Violet—and most of the class—twisted back to look at Ted. Ted was one of those kids who had no right being in advanced classes; he showed up fried every day, showered maybe four times a week, and got by solely on the strength of off-the-charts test scores. Whatever he was about to say had a fifty percent chance of being brilliant—or hopeless. "There are a lot of people this year without dates, right?"
"So we've heard," the rep said. "But there's still time!"
"So, like, why can't there be a prom for all the single people?" Ted asked.
The rep offered a delicate snort of mock exasperation. "Well, Ted, that would have been a great idea, months ago, when we were still planning things."
"I'm just sayin'," Ted said. "Lots of single people. Something oughtta be done."
"Free condoms," Colin said. "In little crystal dishes. Instead of those stupid flameless candle things. You know, as a centrepiece."
"And take-home gift!" Ted added. Everyone laughed.
"We will not be handing out free condoms," the rep said. "And there will not be a special prom just for all the people without dates. It's going to be really fun, though, whether you're single or-"

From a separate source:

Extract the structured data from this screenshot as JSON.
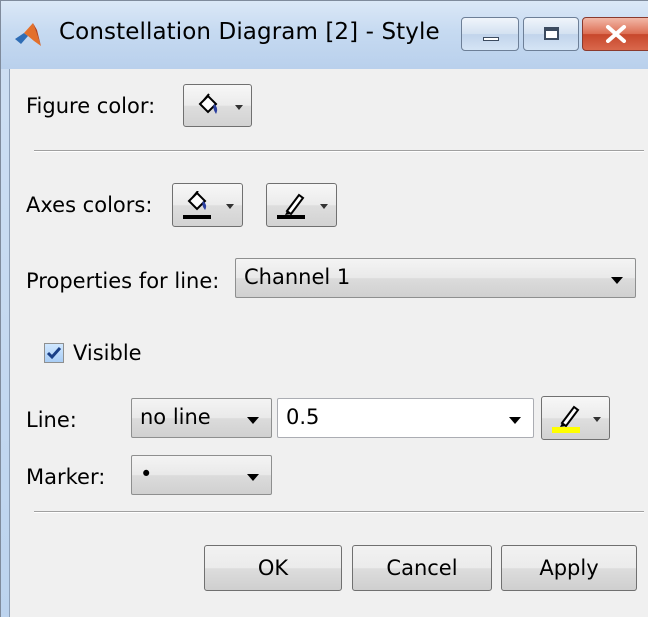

Jon was speaking. Jon, the sick kid—scoliosis, encephalitis, asthma, gluten allergy—never spoke. The class froze. Even Mrs. Stewart jerked away from her monitor and blinked. The prosthetics clinging to his neck clicked softly as he turned his owl-like gaze on the rep. She seemed to shrink, suddenly, the massive infoboard behind her now dark and huge like a yawning mouth.
"Why not?" he asked, again. Violet realized that his voice had changed—she had not really heard it since grade 9.
"It's just not the way we do things," the rep said. "You'd know that if you paid more attention."
"I'm always paying attention."
The rep rolled her eyes. "Yeah, right."
"Was that sarcasm?" Jon's chair creaked as he leaned forward. "Are you being sarcastic with me?"
"Because if you could pay more attention, you would know that our district's federal funding for reproductive health education has been cut for the third time in as many years, this region's teen pregnancy rate is rising, and Colin's suggestion is a cynically accurate diagnosis of our school and its students." Jon's head twitched to the left, a little. "Ted's suggestion is also good."
"Thanks, buddy," Ted said. He sounded humble. He had folded himself inside his shoulders.
"Well, Jon, if you'd contributed your vast intellect earlier-"
"I have a phone call," Jon said, and promptly tuned out. His eyes de-focused, and he resumed his normal position: staring at the desk, hands in his lap, perfectly still and quiet.
For a while, nobody moved. Then one of the two girls who regularly sat on opposite sides of him raised her hand and waved it in front of his face. "Nope," she said. "He's gone again."
"Thank God," Mrs. Stewart muttered. "Okay, prom news is over. Crack open your Conrad."
The use of smart tags as backstory drives actually came from a conversation with WorldChanging Canada editor Mark Tovey and contributor Jordy Gold, while talking about green-washing. Mark argued that smart tags could tell the story of an object, effectively open-sourcing the item. This may come true to some extent, depending on what kind of smart tagging we're talking about: RFIDS or smart cloth. Our appliances may dictate how we choose: our washing machines will keep us posted.